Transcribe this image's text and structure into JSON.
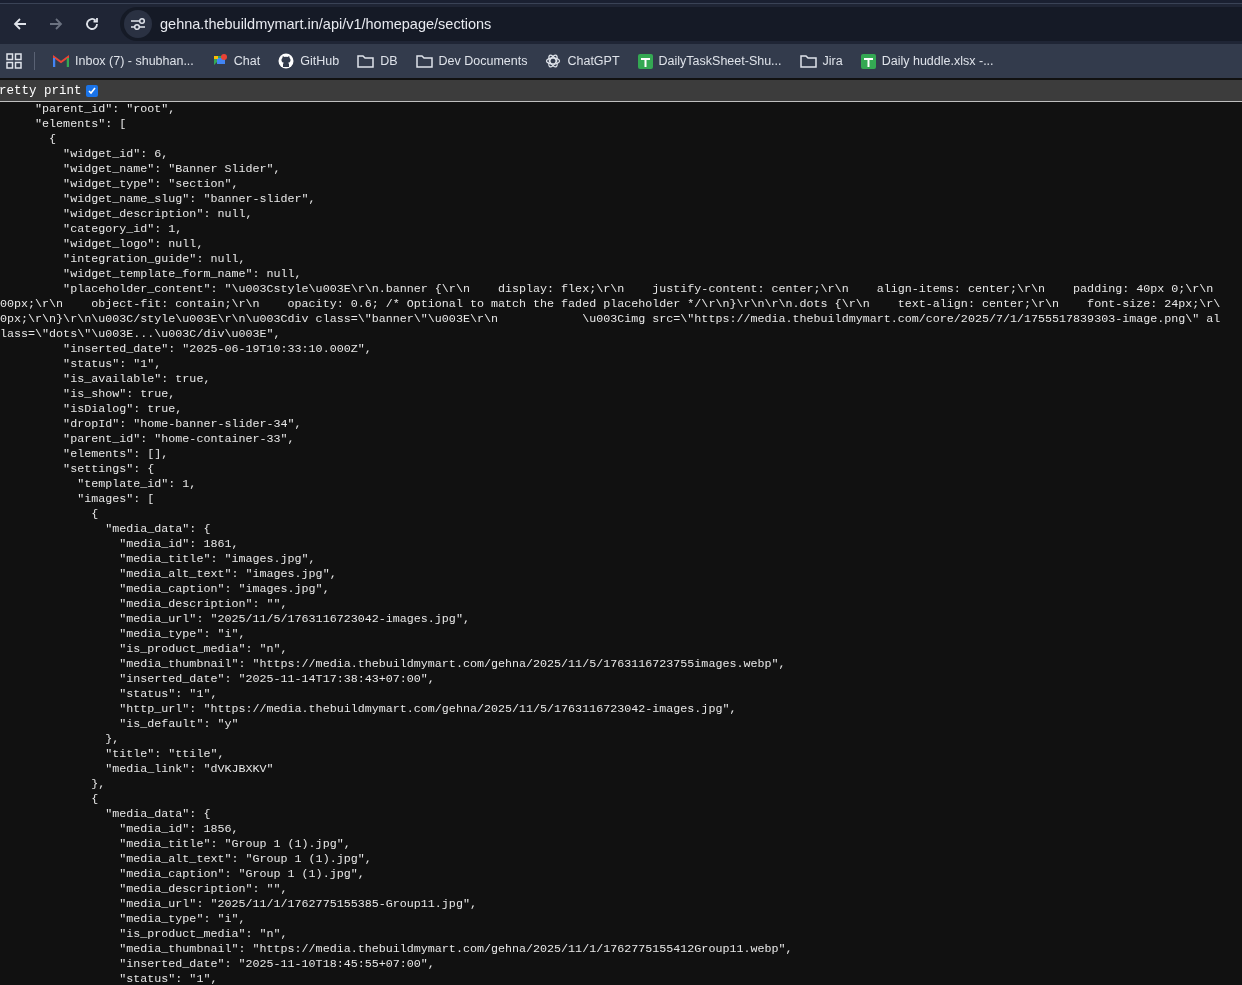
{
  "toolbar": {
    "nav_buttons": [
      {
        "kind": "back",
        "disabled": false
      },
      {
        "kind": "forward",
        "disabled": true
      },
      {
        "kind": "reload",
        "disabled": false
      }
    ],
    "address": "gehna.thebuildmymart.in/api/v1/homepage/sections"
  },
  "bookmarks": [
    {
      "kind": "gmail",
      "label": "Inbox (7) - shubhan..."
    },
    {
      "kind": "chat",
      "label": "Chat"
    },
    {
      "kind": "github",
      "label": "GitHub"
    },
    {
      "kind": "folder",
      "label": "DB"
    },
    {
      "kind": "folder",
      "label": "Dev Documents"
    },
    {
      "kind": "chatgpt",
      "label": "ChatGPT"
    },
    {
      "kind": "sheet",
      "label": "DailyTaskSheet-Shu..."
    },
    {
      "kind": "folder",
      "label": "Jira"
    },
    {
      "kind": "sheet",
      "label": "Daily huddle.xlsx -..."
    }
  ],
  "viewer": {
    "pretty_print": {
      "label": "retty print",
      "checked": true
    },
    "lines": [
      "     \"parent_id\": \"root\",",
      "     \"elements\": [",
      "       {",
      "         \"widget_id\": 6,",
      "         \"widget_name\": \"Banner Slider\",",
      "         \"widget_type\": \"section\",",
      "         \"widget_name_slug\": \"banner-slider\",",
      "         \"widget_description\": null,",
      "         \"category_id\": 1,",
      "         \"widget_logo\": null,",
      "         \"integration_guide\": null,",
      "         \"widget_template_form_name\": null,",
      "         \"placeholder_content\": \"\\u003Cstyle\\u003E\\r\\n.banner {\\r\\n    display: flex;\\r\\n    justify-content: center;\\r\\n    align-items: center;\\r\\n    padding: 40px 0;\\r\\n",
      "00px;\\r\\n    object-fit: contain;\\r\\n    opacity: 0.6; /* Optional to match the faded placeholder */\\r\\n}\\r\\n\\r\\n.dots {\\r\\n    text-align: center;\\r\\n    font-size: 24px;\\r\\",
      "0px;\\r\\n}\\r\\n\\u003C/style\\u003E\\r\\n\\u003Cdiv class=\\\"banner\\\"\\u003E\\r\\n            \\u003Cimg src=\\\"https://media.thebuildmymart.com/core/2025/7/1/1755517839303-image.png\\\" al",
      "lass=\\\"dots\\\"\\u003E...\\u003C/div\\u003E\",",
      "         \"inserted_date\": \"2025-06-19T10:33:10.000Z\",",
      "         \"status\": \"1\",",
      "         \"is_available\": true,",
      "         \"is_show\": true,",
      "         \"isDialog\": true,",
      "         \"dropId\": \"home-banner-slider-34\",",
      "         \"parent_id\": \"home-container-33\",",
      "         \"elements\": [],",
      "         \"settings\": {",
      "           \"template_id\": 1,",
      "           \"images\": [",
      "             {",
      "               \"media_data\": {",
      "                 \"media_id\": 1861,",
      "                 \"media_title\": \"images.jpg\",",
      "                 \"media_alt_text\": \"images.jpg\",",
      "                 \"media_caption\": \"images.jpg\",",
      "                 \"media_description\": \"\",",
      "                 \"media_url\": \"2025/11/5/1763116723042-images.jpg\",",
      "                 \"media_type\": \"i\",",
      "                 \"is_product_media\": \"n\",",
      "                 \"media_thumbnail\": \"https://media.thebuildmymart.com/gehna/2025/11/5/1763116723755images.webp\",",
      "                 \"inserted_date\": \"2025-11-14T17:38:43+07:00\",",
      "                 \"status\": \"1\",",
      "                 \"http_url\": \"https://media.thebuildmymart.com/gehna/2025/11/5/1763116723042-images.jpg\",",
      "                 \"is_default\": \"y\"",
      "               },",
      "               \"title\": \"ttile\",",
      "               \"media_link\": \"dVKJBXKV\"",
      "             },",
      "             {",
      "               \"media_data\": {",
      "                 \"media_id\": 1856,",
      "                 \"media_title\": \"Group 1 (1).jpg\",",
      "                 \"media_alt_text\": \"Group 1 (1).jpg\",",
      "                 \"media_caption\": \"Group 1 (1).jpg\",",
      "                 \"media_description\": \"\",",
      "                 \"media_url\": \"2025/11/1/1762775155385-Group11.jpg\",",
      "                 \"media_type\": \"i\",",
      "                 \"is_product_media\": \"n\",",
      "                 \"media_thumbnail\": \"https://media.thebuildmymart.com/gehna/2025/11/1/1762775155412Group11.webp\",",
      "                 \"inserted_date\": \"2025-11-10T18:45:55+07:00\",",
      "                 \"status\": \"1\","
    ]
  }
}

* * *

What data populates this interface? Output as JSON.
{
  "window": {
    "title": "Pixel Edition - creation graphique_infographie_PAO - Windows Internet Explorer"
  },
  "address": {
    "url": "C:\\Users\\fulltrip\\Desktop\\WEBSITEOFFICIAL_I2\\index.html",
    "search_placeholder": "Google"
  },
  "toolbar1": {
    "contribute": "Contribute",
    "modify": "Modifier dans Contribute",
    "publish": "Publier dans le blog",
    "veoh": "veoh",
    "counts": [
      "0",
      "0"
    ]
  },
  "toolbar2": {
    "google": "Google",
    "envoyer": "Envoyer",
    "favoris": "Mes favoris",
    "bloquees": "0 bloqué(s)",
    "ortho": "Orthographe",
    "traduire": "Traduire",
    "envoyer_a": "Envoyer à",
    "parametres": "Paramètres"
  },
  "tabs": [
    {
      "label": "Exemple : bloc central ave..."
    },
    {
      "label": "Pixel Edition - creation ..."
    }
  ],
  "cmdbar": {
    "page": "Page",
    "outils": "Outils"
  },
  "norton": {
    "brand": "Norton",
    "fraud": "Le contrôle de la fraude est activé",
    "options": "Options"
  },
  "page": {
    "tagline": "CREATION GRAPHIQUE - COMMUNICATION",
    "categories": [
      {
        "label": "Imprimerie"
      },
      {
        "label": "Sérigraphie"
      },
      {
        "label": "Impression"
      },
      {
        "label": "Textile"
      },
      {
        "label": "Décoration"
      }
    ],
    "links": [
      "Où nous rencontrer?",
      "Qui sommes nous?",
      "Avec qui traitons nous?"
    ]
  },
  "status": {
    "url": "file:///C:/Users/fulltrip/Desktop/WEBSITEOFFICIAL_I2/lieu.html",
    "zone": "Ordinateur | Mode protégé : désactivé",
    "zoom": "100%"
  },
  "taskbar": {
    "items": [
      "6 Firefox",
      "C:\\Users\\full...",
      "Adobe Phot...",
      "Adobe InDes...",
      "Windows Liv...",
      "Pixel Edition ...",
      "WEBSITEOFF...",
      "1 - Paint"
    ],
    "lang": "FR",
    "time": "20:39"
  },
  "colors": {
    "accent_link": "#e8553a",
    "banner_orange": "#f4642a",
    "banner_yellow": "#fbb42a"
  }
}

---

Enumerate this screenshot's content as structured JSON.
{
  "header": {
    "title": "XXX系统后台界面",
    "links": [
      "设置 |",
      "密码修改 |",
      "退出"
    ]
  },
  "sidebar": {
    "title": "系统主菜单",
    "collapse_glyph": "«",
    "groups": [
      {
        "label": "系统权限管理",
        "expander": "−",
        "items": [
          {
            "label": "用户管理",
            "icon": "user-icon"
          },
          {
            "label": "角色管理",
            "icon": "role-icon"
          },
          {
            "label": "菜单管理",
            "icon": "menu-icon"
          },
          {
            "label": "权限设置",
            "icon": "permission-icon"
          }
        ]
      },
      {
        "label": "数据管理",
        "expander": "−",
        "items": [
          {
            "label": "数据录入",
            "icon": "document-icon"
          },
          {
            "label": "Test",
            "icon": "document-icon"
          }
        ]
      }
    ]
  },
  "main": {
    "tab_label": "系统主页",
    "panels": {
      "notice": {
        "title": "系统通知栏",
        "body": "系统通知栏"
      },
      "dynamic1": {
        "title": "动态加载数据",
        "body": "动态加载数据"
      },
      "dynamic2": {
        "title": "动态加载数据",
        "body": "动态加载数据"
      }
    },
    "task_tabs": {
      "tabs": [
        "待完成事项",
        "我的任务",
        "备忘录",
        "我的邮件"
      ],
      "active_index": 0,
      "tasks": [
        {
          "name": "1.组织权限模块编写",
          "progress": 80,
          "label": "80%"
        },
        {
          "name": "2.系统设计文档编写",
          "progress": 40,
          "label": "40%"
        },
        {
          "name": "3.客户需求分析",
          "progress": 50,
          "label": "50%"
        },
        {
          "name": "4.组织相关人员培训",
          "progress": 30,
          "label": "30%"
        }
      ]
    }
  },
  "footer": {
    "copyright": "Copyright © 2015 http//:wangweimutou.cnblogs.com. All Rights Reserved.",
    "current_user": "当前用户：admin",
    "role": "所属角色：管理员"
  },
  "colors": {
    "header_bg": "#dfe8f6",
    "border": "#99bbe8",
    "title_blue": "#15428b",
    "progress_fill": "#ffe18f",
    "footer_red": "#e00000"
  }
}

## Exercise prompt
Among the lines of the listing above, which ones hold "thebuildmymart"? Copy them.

## Your response
    "address": "gehna.thebuildmymart.in/api/v1/homepage/sections"
      "0px;\\r\\n}\\r\\n\\u003C/style\\u003E\\r\\n\\u003Cdiv class=\\\"banner\\\"\\u003E\\r\\n            \\u003Cimg src=\\\"https://media.thebuildmymart.com/core/2025/7/1/1755517839303-image.png\\\" al",
      "                 \"media_thumbnail\": \"https://media.thebuildmymart.com/gehna/2025/11/5/1763116723755images.webp\",",
      "                 \"http_url\": \"https://media.thebuildmymart.com/gehna/2025/11/5/1763116723042-images.jpg\",",
      "                 \"media_thumbnail\": \"https://media.thebuildmymart.com/gehna/2025/11/1/1762775155412Group11.webp\",",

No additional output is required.